The Penvoice Blog | Telling the African Story

Chickenpox

Chickenpox: How To Care For Your Child

Chickenpox is in season, so parents and child care providers should take note of some skin irritations on their child’s skin; and sudden or gradual changes in their health such as rash, little blisters, loss of appetite, less energy and mild fever.

This disease is highly contagious caused by a virus. Its common symptoms in addition to the above-mentioned include an itchy skin rash that looks like little blisters filled with fluid.

How it is Spread

According to medical experts, Chickenpox is transmitted through the air when a child is in close contact with someone who has the disease.

Another way of contacting chickenpox is when the child touches the rash or objects that the infected child has handled. There is a common belief that once a person has had chickenpox, it is very rare to get it again.

Chickenpox

Most Likely Symptoms

It takes around 14 to 16 days after a child has been exposed to the virus before the chickenpox rash appears. And before about 24 to 48 hours of the appearance of the rash; the child is most likely to have a slight fever, loses appetite for food even the most favourite meals. The child can also lose some regular energy, which is unlikely of him or her.

Parents and guardians should be vigilant about their child’s changes in mood, action and behaviour at every point in time. This would help the child’s well-being and promptness of action.

After the rash becomes visible, parents should take note of the child’s health such as; continuous slight fever, feeling irritable and meticulous because of the itching.

It is also advisable that parents ensure that their children are immunised against chickenpox at an early age. This kind of immunization prevents such and a child who has received it may rarely develop a very mild form of the disease. Peradventure it occurs later, the rash on the child’s body will not be severe and the duration won’t be longer.

Read Also: 11 Nutritional Values Of Carrot For Skin, Eyes & Health

How to Prevent Chickenpox From Spreading

A child infected with chickenpox needs to be isolated from other children because of their level of immune system. As mentioned above, the disease is contagious, which means; it has the possibility of transmitting to others who have never had it before.

So the child can transmit it from 48 hours; before the rash appears until all the blisters have dried and crusted over.

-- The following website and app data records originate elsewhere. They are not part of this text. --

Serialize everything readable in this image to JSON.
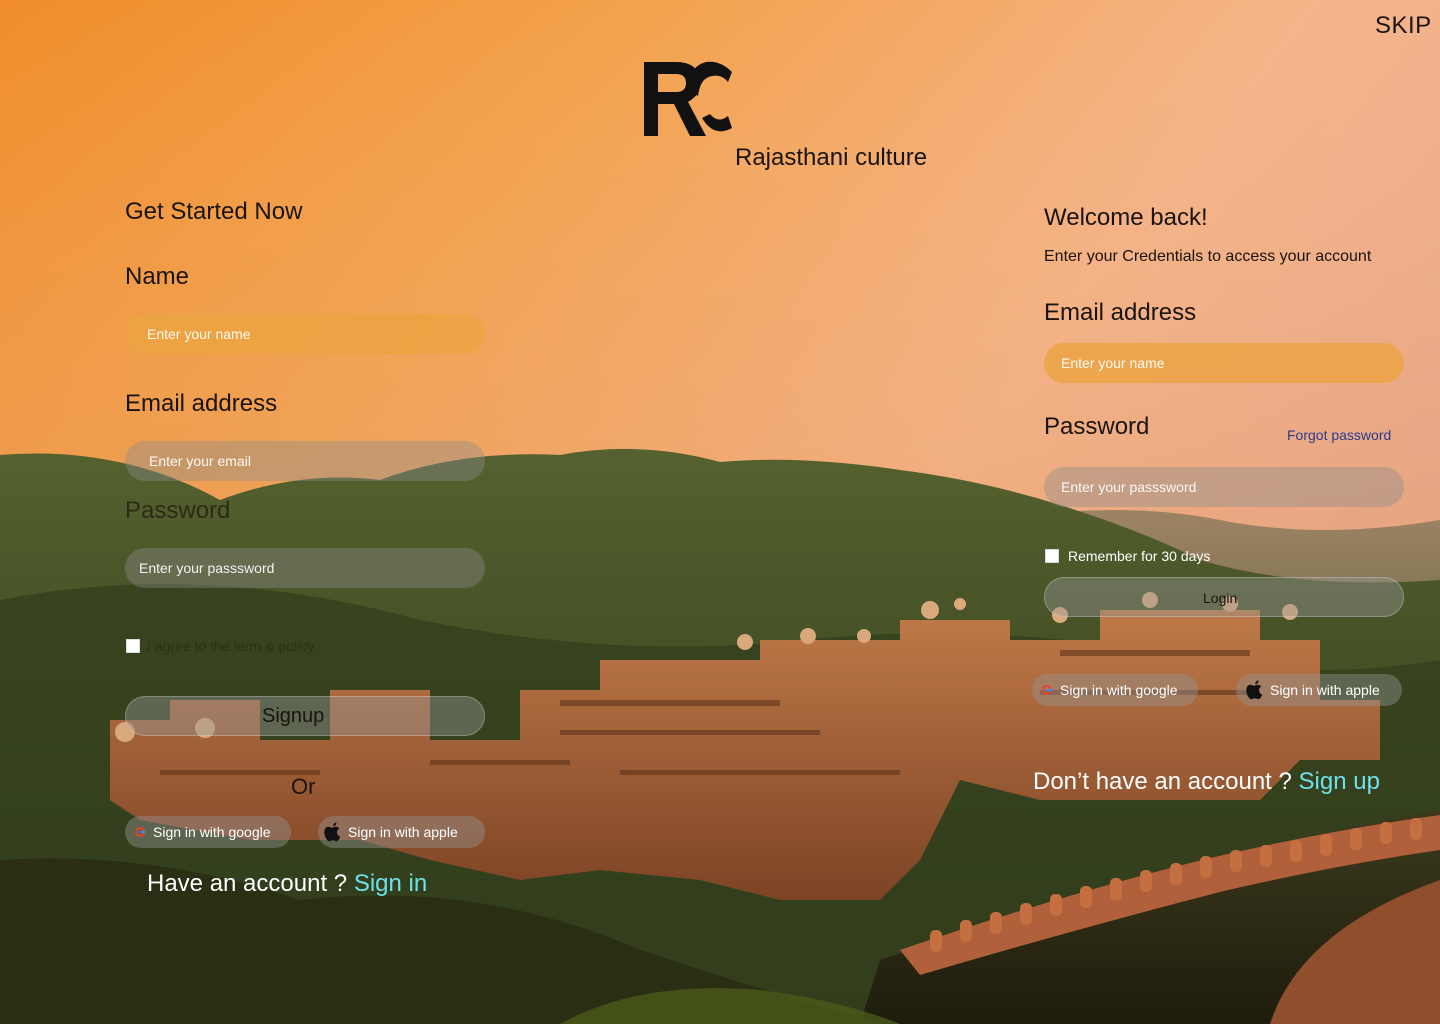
{
  "header": {
    "skip_label": "SKIP"
  },
  "brand": {
    "logo_text": "RC",
    "name": "Rajasthani culture"
  },
  "signup": {
    "title": "Get Started Now",
    "name_label": "Name",
    "name_placeholder": "Enter your name",
    "email_label": "Email address",
    "email_placeholder": "Enter your email",
    "password_label": "Password",
    "password_placeholder": "Enter your passsword",
    "terms_label": "I agree to the term & policy",
    "signup_button": "Signup",
    "or_label": "Or",
    "google_button": "Sign in with google",
    "apple_button": "Sign in with apple",
    "have_account_text": "Have an account ?",
    "signin_link": "Sign in"
  },
  "login": {
    "title": "Welcome back!",
    "subtitle": "Enter your Credentials to access your account",
    "email_label": "Email address",
    "email_placeholder": "Enter your name",
    "password_label": "Password",
    "forgot_password": "Forgot password",
    "password_placeholder": "Enter your passsword",
    "remember_label": "Remember for 30 days",
    "login_button": "Login",
    "google_button": "Sign in with google",
    "apple_button": "Sign in with apple",
    "no_account_text": "Don’t have an account ?",
    "signup_link": "Sign up"
  },
  "colors": {
    "sky_top": "#f2a24a",
    "sky_mid": "#e9a25f",
    "hills": "#3c4a24",
    "fort": "#a8653a",
    "input_orange": "#eca442",
    "link_blue": "#6fe0e8",
    "forgot_blue": "#2b3a8f"
  }
}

This takes about 7 days.

It is better and healthier that parents and child care givers should ensure that the affected child stays at home; and keep him or her away from others, especially those who have not had it before. They should also prevent them from getting in touch with children whose immune systems are quite low. More so, the child with chickenpox should not be seen or allowed to visit public places such as malls, parks, religious settings, schools, playgrounds and other related areas.

Chickenpox

Ways to Care for Your Child With Chickenpox

There are several ways you can care for your child who has active chickenpox – medically, physically and mentally.

Let me first highlight that parents need to show love to such a child especially when there are other children around him or her. Some children could feel rejected or abandoned because of their condition and they might not understand why they are isolated. Parents should calmly and with love explain to the child no matter what age he or she may be.

According to medical research, parents are not allowed to give aspirin to the child if he or she has a fever and is uncomfortable. Aspirin is said to lead to a dangerous illness called Reye’s syndrome. So, instead, give acetaminophen or ibuprofen in replace of Aspirin.

Parents should ensure that they have daily baths for the child and wear clean clothes to prevent the blisters from becoming infected.

Another way is to make sure that the child’s fingernails are clean and cut short. For infants or toddlers, you can wear cotton mittens or socks on his hands at night to prevent scratching the rash.

Do not at any time try to apply self-help on the child’s blisters or scabs by breaking them. I have a friend who has scars of chickenpox all over her skin due to the breaking of the blisters when she had chickenpox at her younger age. Breaking the blisters could leave scars or dark spots on the child’s skin for years without totally getting cleared off.

Read Also: Maintaining mental wellness during the COVID-19 Era (3)

Possible Ways to Relieve Itching

If your child has itchy skin because of the rash, here are ways you can help:

Apply calamine lotion on the rash twice or thrice in a day and at bedtime. Or you can make a paste of baking soda and water to put on the rash to help stop the itching.

Wear loose and cool clothing for the child, tight and warm clothing will make the child uncomfortable and increase the itching.

Allow the child to bath and play in the water for 15 to 20 minutes. You can do this twice or thrice in a day. Don’t leave the child alone in the bathroom or bathtub to prevent domestic accident.

Engage the child in some indoor games, this helps in distracting the child from the itches. And if your child is a teen, you can explain how to relieve himself from the itches by pressing the areas with his fingers, instead of scratching the blisters.

Chickenpox

Beyond Normal Temperature? Call the Doctor

Children vary in their body temperature and reaction to illnesses. So, here are signs you need to watch out for to determine a quick call for a doctor or a visit to the hospital.

When the blisters look infected with signs of redness, sore and pus.

A blister that is very close to the eyes, pain in the ears and draining.

Itching that causes sleepless nights for the child.

Sudden cough, nausea, vomiting and fatigue.

A reoccurring fever and new rash even after six days.

 

Leave a Comment

Your email address will not be published.